►
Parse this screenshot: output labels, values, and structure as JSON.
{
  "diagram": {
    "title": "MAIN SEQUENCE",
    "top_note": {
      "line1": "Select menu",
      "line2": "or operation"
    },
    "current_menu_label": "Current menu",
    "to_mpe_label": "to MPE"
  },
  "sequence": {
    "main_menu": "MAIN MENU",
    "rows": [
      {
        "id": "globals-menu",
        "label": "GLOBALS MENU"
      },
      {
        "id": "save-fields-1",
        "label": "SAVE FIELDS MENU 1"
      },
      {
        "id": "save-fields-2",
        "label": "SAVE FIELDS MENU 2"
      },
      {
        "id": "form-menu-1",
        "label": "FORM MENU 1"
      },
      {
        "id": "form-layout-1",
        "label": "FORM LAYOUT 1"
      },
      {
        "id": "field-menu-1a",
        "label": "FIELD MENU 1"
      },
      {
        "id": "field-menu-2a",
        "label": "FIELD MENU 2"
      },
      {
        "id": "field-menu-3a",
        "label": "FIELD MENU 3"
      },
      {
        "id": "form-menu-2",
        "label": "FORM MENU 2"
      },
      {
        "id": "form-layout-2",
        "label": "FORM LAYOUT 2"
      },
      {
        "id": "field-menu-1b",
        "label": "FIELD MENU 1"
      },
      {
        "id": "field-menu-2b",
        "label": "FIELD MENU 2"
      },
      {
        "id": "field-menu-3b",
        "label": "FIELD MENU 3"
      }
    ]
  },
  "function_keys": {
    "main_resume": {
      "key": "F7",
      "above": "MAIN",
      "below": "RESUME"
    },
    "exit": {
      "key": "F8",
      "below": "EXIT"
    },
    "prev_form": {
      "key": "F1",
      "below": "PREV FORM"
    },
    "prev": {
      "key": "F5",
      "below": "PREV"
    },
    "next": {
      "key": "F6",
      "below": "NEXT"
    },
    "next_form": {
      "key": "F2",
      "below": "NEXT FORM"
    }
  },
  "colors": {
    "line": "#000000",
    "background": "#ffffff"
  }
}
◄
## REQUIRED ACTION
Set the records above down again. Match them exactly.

## TASK ANSWER
Parse this screenshot: output labels, values, and structure as JSON.
{
  "diagram": {
    "title": "MAIN SEQUENCE",
    "top_note": {
      "line1": "Select menu",
      "line2": "or operation"
    },
    "current_menu_label": "Current menu",
    "to_mpe_label": "to MPE"
  },
  "sequence": {
    "main_menu": "MAIN MENU",
    "rows": [
      {
        "id": "globals-menu",
        "label": "GLOBALS MENU"
      },
      {
        "id": "save-fields-1",
        "label": "SAVE FIELDS MENU 1"
      },
      {
        "id": "save-fields-2",
        "label": "SAVE FIELDS MENU 2"
      },
      {
        "id": "form-menu-1",
        "label": "FORM MENU 1"
      },
      {
        "id": "form-layout-1",
        "label": "FORM LAYOUT 1"
      },
      {
        "id": "field-menu-1a",
        "label": "FIELD MENU 1"
      },
      {
        "id": "field-menu-2a",
        "label": "FIELD MENU 2"
      },
      {
        "id": "field-menu-3a",
        "label": "FIELD MENU 3"
      },
      {
        "id": "form-menu-2",
        "label": "FORM MENU 2"
      },
      {
        "id": "form-layout-2",
        "label": "FORM LAYOUT 2"
      },
      {
        "id": "field-menu-1b",
        "label": "FIELD MENU 1"
      },
      {
        "id": "field-menu-2b",
        "label": "FIELD MENU 2"
      },
      {
        "id": "field-menu-3b",
        "label": "FIELD MENU 3"
      }
    ]
  },
  "function_keys": {
    "main_resume": {
      "key": "F7",
      "above": "MAIN",
      "below": "RESUME"
    },
    "exit": {
      "key": "F8",
      "below": "EXIT"
    },
    "prev_form": {
      "key": "F1",
      "below": "PREV FORM"
    },
    "prev": {
      "key": "F5",
      "below": "PREV"
    },
    "next": {
      "key": "F6",
      "below": "NEXT"
    },
    "next_form": {
      "key": "F2",
      "below": "NEXT FORM"
    }
  },
  "colors": {
    "line": "#000000",
    "background": "#ffffff"
  }
}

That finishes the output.